_What to do:_
Output each entry exactly as written.

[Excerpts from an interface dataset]
*** Begin section ***

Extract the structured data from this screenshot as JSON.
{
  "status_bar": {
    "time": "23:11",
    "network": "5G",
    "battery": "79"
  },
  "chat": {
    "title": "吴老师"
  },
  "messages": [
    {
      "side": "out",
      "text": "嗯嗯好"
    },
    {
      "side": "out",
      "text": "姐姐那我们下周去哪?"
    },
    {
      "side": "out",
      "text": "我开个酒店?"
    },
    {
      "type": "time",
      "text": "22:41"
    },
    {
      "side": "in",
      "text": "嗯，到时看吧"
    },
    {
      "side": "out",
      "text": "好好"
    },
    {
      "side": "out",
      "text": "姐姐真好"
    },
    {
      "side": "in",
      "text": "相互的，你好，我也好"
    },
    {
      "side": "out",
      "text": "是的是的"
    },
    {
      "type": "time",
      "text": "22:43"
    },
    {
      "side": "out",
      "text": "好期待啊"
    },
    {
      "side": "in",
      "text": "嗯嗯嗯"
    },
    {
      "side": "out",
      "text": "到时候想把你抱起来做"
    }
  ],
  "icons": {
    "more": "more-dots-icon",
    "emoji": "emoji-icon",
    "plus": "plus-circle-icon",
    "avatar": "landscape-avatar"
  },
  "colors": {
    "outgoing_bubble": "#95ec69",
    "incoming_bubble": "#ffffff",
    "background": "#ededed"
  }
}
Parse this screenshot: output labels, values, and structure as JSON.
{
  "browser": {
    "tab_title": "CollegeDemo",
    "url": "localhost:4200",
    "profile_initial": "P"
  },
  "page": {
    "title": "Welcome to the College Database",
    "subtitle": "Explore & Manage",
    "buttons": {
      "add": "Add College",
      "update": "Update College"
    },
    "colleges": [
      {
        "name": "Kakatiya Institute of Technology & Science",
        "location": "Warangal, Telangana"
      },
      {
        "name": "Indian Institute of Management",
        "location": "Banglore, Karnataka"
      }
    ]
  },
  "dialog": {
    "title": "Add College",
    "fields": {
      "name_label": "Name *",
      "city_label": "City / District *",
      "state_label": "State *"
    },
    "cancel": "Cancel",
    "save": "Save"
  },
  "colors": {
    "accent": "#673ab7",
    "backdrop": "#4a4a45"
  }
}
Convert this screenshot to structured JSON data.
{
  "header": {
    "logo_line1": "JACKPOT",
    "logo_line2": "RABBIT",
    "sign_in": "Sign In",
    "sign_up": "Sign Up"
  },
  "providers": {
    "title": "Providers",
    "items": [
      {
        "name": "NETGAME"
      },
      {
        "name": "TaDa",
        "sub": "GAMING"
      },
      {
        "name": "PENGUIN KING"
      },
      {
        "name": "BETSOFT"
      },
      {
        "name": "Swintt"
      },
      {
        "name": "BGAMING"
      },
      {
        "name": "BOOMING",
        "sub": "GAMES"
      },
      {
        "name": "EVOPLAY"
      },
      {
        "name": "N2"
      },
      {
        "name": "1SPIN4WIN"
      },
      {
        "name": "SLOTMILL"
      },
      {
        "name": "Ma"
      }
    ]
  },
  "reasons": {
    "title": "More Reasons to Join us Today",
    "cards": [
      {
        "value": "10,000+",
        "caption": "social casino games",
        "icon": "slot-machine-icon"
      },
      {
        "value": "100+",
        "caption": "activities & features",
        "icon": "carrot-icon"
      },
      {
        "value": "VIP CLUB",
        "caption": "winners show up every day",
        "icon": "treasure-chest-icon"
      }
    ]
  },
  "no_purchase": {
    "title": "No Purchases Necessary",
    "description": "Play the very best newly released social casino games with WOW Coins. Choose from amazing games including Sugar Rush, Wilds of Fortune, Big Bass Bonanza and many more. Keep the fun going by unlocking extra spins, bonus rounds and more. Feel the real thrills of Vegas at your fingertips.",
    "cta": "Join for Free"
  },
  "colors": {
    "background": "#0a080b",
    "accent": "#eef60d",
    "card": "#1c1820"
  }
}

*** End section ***

_Exercise result:_
Extract the structured data from this screenshot as JSON.
{
  "status_bar": {
    "time": "23:11",
    "network": "5G",
    "battery": "79"
  },
  "chat": {
    "title": "吴老师"
  },
  "messages": [
    {
      "side": "out",
      "text": "嗯嗯好"
    },
    {
      "side": "out",
      "text": "姐姐那我们下周去哪?"
    },
    {
      "side": "out",
      "text": "我开个酒店?"
    },
    {
      "type": "time",
      "text": "22:41"
    },
    {
      "side": "in",
      "text": "嗯，到时看吧"
    },
    {
      "side": "out",
      "text": "好好"
    },
    {
      "side": "out",
      "text": "姐姐真好"
    },
    {
      "side": "in",
      "text": "相互的，你好，我也好"
    },
    {
      "side": "out",
      "text": "是的是的"
    },
    {
      "type": "time",
      "text": "22:43"
    },
    {
      "side": "out",
      "text": "好期待啊"
    },
    {
      "side": "in",
      "text": "嗯嗯嗯"
    },
    {
      "side": "out",
      "text": "到时候想把你抱起来做"
    }
  ],
  "icons": {
    "more": "more-dots-icon",
    "emoji": "emoji-icon",
    "plus": "plus-circle-icon",
    "avatar": "landscape-avatar"
  },
  "colors": {
    "outgoing_bubble": "#95ec69",
    "incoming_bubble": "#ffffff",
    "background": "#ededed"
  }
}
Parse this screenshot: output labels, values, and structure as JSON.
{
  "browser": {
    "tab_title": "CollegeDemo",
    "url": "localhost:4200",
    "profile_initial": "P"
  },
  "page": {
    "title": "Welcome to the College Database",
    "subtitle": "Explore & Manage",
    "buttons": {
      "add": "Add College",
      "update": "Update College"
    },
    "colleges": [
      {
        "name": "Kakatiya Institute of Technology & Science",
        "location": "Warangal, Telangana"
      },
      {
        "name": "Indian Institute of Management",
        "location": "Banglore, Karnataka"
      }
    ]
  },
  "dialog": {
    "title": "Add College",
    "fields": {
      "name_label": "Name *",
      "city_label": "City / District *",
      "state_label": "State *"
    },
    "cancel": "Cancel",
    "save": "Save"
  },
  "colors": {
    "accent": "#673ab7",
    "backdrop": "#4a4a45"
  }
}
Convert this screenshot to structured JSON data.
{
  "header": {
    "logo_line1": "JACKPOT",
    "logo_line2": "RABBIT",
    "sign_in": "Sign In",
    "sign_up": "Sign Up"
  },
  "providers": {
    "title": "Providers",
    "items": [
      {
        "name": "NETGAME"
      },
      {
        "name": "TaDa",
        "sub": "GAMING"
      },
      {
        "name": "PENGUIN KING"
      },
      {
        "name": "BETSOFT"
      },
      {
        "name": "Swintt"
      },
      {
        "name": "BGAMING"
      },
      {
        "name": "BOOMING",
        "sub": "GAMES"
      },
      {
        "name": "EVOPLAY"
      },
      {
        "name": "N2"
      },
      {
        "name": "1SPIN4WIN"
      },
      {
        "name": "SLOTMILL"
      },
      {
        "name": "Ma"
      }
    ]
  },
  "reasons": {
    "title": "More Reasons to Join us Today",
    "cards": [
      {
        "value": "10,000+",
        "caption": "social casino games",
        "icon": "slot-machine-icon"
      },
      {
        "value": "100+",
        "caption": "activities & features",
        "icon": "carrot-icon"
      },
      {
        "value": "VIP CLUB",
        "caption": "winners show up every day",
        "icon": "treasure-chest-icon"
      }
    ]
  },
  "no_purchase": {
    "title": "No Purchases Necessary",
    "description": "Play the very best newly released social casino games with WOW Coins. Choose from amazing games including Sugar Rush, Wilds of Fortune, Big Bass Bonanza and many more. Keep the fun going by unlocking extra spins, bonus rounds and more. Feel the real thrills of Vegas at your fingertips.",
    "cta": "Join for Free"
  },
  "colors": {
    "background": "#0a080b",
    "accent": "#eef60d",
    "card": "#1c1820"
  }
}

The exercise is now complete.